A zero-day attack happens when attackers exploit a cyber vulnerability that is unknown to the public. It has been reported that 15% of the exploits occur before the disclosure of relevant vulnerabilities. Unfortunately, it is extremely challenging to defend against zero-day exploitation because the root cause of the relevant vulnerability is unknown and no patch is available when the attack happens. Security analysts or program developers will need enough data such as attack incidences and network/system logs to diagnose the compromised hosts. Tremendous damage could have been done by the time patches are released and applied. The notorious Heartbleed attack has caused huge information leakage by exploiting the Heartbeat feature in OpenSSL clients and servers. Even until now, though the patch is released, there are online hosts that are still exposed to Heartbleed.
The zero-day vulnerability gives attackers a free pass to hack any reachable host with relevant programs installed. In order to gain more benefit at a larger scale, zero-day attacks typically target popular programs, network protocols and web services. One of the major reasons of network related programs being more vulnerable to zero-day attack is the issue of "feature creep''. The implementations of popular network services are often "bloated'' due to various users' needs and complex environment for deployment. The continual expansion of program features contribute to not only growing complexity but also the increasing attack surface, making the maintenance of program security more challenging.
Existing works try to reduce the zero-day attack surface through program customization, which is to create a customized version of the original program, by removing undesired program functionalities ahead of potential attacks. Static customization approaches typically rely on tainting/slicing analysis upon source code, to extract the target program components. Dynamic approaches reuse instruction traces to construct new program binaries. While the former heavily depends on program source code, which could be unavailable for commercial software, the latter suffer from limited code coverage due to incomplete input space. Therefore, it is desirable to design an automated and robust program customization framework that works with program binary and achieves high code coverage and soundness.
This dissertation aims to address the limitations of existing program customization and vulnerability detection techniques and apply the new design to network protocols/programs. In particular, feature-based customization framework is proposed (which consists of feature identification, feature rewriting and feature validation) to create customized programs. We utilize techniques such as system emulation/tracing, cross-host tainting, guided symbolic execution to identify the relevant program instructions, after which static binary rewriting is performed to modify the program. Further, dynamic feature management system is proposed to protect the feature invocation during runtime. Finally, a state-aware fuzzer is designed to improve the code coverage of targeted features and validate the soundness of feature customization. Our proposed customization and fuzzing framework effectively identifies and removes undesired features in the original program, and builds a program with just-enough features, eliminating the potential vulnerabilities that may result in zero-day attacks.
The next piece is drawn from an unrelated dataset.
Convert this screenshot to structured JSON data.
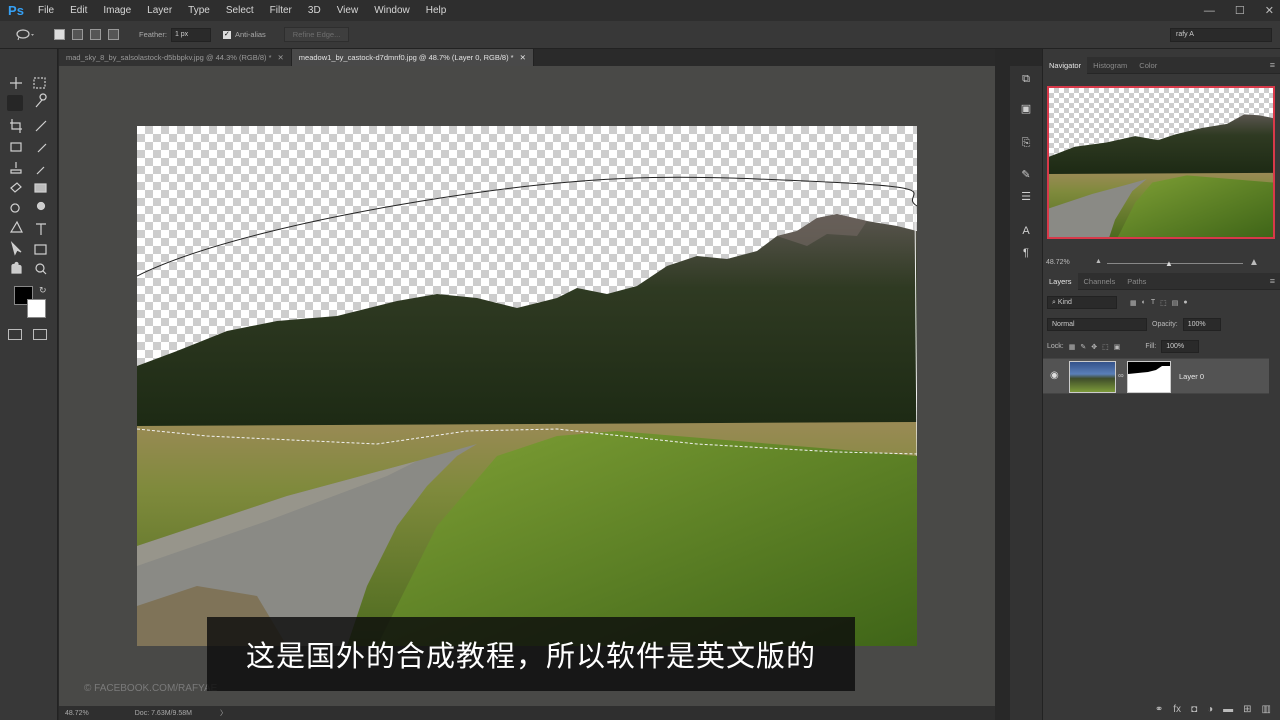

|Commitee:||Lan, Tian, Ozel, Omur, Venkataramani, Guru, Doroslovacki, Milos, Dehghanian, Payman|
|School:||The George Washington University|
|School Location:||United States -- District of Columbia|
|Source:||DAI-A 81/8(E), Dissertation Abstracts International|
|Subjects:||Computer Engineering, Communication|
|Keywords:||Binary analysis, Cyber security, Network protocol, Program fuzzing, Vulnerability detection|
Copyright in each Dissertation and Thesis is retained by the author. All Rights Reserved
The supplemental file or files you are about to download were provided to ProQuest by the author as part of a
dissertation or thesis. The supplemental files are provided "AS IS" without warranty. ProQuest is not responsible for the
content, format or impact on the supplemental file(s) on our system. in some cases, the file type may be unknown or
may be a .exe file. We recommend caution as you open such files.
Copyright of the original materials contained in the supplemental file is retained by the author and your access to the
supplemental files is subject to the ProQuest Terms and Conditions of use.
Depending on the size of the file(s) you are downloading, the system may take some time to download them. Please be